In response, the American state department said that the new sanctions imposed on Russia are not connected to the nuclear agreement with Iran, and are not meant to influence its implementation. A spokesman for the state department said, “The new Russia-related sanctions are unrelated to the JCPOA and should not have any impact on its potential implementation.”
Iran, by the way, has turned a cold shoulder to the Russians following its announcement, and a source in Tehran told Reuters news agency, “Russians had put this demand on the table [at the Vienna talks] since two days ago. There is an understanding that by changing its position in Vienna talks Russia wants to secure its interests in other places. This move is not constructive for Vienna nuclear talks.”
It is not clear whether Bennett's March 6 visit to Moscow is connected to the Russian statement that posed difficulties for the nuclear negotiations, but these things did happen more or less at the same time. Judging by past reports about Jerusalem’s positions, we may assume that the Russian announcement was not exactly bad news for the Israeli prime minister.
Bennett does not hide Israel’s displeasure at the substance of the agreement taking shape in Vienna, and Israel’s wish to influence it. As he sees it, the renewed agreement is even worse than its predecessor, because it is “shorter and weaker,” and restricts Iran’s nuclear activity for only 2½ years. After this period, Iran could install advanced centrifuges with no limitations.
Only on March 2, during his meeting in Israel with German Chancellor Olaf Scholz, Bennett said that Israel is following the talks in Vienna “with concern.” Bennett noted, “We are closely monitoring the talks in Vienna including the possibility that an agreement will be signed that allows Iran to install centrifuges on a broad scale within a few years. This possibility is unacceptable to us.”

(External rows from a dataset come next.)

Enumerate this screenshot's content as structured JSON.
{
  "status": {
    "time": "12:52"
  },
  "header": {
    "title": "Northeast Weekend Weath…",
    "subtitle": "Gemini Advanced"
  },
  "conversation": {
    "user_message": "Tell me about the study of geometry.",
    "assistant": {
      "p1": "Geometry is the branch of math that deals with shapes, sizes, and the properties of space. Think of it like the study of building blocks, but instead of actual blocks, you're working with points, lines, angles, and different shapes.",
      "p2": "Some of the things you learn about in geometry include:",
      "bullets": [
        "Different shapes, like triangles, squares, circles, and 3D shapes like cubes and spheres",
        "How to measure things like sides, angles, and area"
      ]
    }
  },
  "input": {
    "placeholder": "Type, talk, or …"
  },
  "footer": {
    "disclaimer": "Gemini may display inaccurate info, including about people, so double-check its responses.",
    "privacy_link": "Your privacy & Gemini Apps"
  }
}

He further said that Israel expects its allies around the world “not to countenance a massive installation of centrifuges in another two-and-a-half years, and to already prepare for the day after.”
Despite Israel’s declared position, as already reported by Al-Monitor, some in the Israeli security establishment hope that the agreement is signed, and soon, since as long as Iran is not subject to a nuclear agreement it is enriching uranium at a dizzying pace, and approaching a bomb.
A recent report by the International Atomic Energy Agency determined that Iran continues to advance its nuclear program alongside the talks with the world powers, and that the amount of enriched uranium it possesses has nearly doubled since the previous quarterly report released in November 2021. According to the latest report, which has not been made public but was leaked to Reuters, the amount of uranium enriched at a 60% level is 33.2 kilograms (73.2 pounds), an increase of 15.5 kilograms (34.2 pounds) compared to the last report. One bomb requires 40 kilograms (88.2 pounds) of uranium enriched to 90%.
IAEA General Director Rafael Grossi met with Vice President of the Atomic Energy Organization of Iran Mohammad Eslami in Vienna on Saturday to discuss the issue of uranium particles found at undeclared sites in Iran. Following their talks, the two released a joint statement outlining a three-month plan to address the issue.
The Israeli security establishment, which was caught unprepared for the developments that led the United States to issue some sanctions waivers to Tehran and led Iran to increase its rate of enrichment, is interested in buying time, even by means of a bad agreement, in order to complete preparations for a credible military option in Iran.
But, as noted, despite the approach that views a bad deal as better than no deal, Israel will likely still try to influence the bad deal forming in Vienna. Bennett is seemingly trying to reap some benefits from his efforts to make peace in the most serious conflict the world has seen in recent decades, and to advance Israel’s security interests in Vienna.